EXERCISE GOAL »
Output each entry verbatim.

App and web page records:
= = = = =

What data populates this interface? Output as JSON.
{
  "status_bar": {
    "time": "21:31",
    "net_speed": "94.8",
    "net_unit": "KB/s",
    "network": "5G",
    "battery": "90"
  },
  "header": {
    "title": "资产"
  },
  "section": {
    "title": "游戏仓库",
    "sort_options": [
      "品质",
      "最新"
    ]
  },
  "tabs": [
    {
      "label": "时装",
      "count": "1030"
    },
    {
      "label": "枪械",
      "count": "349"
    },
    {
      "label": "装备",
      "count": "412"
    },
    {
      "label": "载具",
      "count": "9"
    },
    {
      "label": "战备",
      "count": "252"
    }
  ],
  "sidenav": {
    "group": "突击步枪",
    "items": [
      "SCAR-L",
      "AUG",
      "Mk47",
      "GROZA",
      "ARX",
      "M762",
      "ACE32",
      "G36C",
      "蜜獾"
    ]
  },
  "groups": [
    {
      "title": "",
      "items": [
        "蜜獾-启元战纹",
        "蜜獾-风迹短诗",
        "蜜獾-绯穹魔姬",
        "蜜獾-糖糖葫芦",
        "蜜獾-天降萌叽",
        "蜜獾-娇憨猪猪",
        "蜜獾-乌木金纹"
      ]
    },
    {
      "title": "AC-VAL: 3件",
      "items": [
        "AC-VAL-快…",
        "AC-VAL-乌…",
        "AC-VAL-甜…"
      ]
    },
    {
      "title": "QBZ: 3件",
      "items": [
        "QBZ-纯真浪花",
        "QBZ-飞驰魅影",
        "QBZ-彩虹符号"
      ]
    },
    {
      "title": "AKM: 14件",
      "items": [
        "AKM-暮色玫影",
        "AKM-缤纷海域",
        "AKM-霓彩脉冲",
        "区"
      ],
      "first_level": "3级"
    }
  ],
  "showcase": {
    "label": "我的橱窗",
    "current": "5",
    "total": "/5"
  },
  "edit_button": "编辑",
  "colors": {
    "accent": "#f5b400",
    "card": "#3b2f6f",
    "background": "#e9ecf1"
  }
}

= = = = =

RESPONSE FOR THIS EXERCISE »
What data populates this interface? Output as JSON.
{
  "status_bar": {
    "time": "21:31",
    "net_speed": "94.8",
    "net_unit": "KB/s",
    "network": "5G",
    "battery": "90"
  },
  "header": {
    "title": "资产"
  },
  "section": {
    "title": "游戏仓库",
    "sort_options": [
      "品质",
      "最新"
    ]
  },
  "tabs": [
    {
      "label": "时装",
      "count": "1030"
    },
    {
      "label": "枪械",
      "count": "349"
    },
    {
      "label": "装备",
      "count": "412"
    },
    {
      "label": "载具",
      "count": "9"
    },
    {
      "label": "战备",
      "count": "252"
    }
  ],
  "sidenav": {
    "group": "突击步枪",
    "items": [
      "SCAR-L",
      "AUG",
      "Mk47",
      "GROZA",
      "ARX",
      "M762",
      "ACE32",
      "G36C",
      "蜜獾"
    ]
  },
  "groups": [
    {
      "title": "",
      "items": [
        "蜜獾-启元战纹",
        "蜜獾-风迹短诗",
        "蜜獾-绯穹魔姬",
        "蜜獾-糖糖葫芦",
        "蜜獾-天降萌叽",
        "蜜獾-娇憨猪猪",
        "蜜獾-乌木金纹"
      ]
    },
    {
      "title": "AC-VAL: 3件",
      "items": [
        "AC-VAL-快…",
        "AC-VAL-乌…",
        "AC-VAL-甜…"
      ]
    },
    {
      "title": "QBZ: 3件",
      "items": [
        "QBZ-纯真浪花",
        "QBZ-飞驰魅影",
        "QBZ-彩虹符号"
      ]
    },
    {
      "title": "AKM: 14件",
      "items": [
        "AKM-暮色玫影",
        "AKM-缤纷海域",
        "AKM-霓彩脉冲",
        "区"
      ],
      "first_level": "3级"
    }
  ],
  "showcase": {
    "label": "我的橱窗",
    "current": "5",
    "total": "/5"
  },
  "edit_button": "编辑",
  "colors": {
    "accent": "#f5b400",
    "card": "#3b2f6f",
    "background": "#e9ecf1"
  }
}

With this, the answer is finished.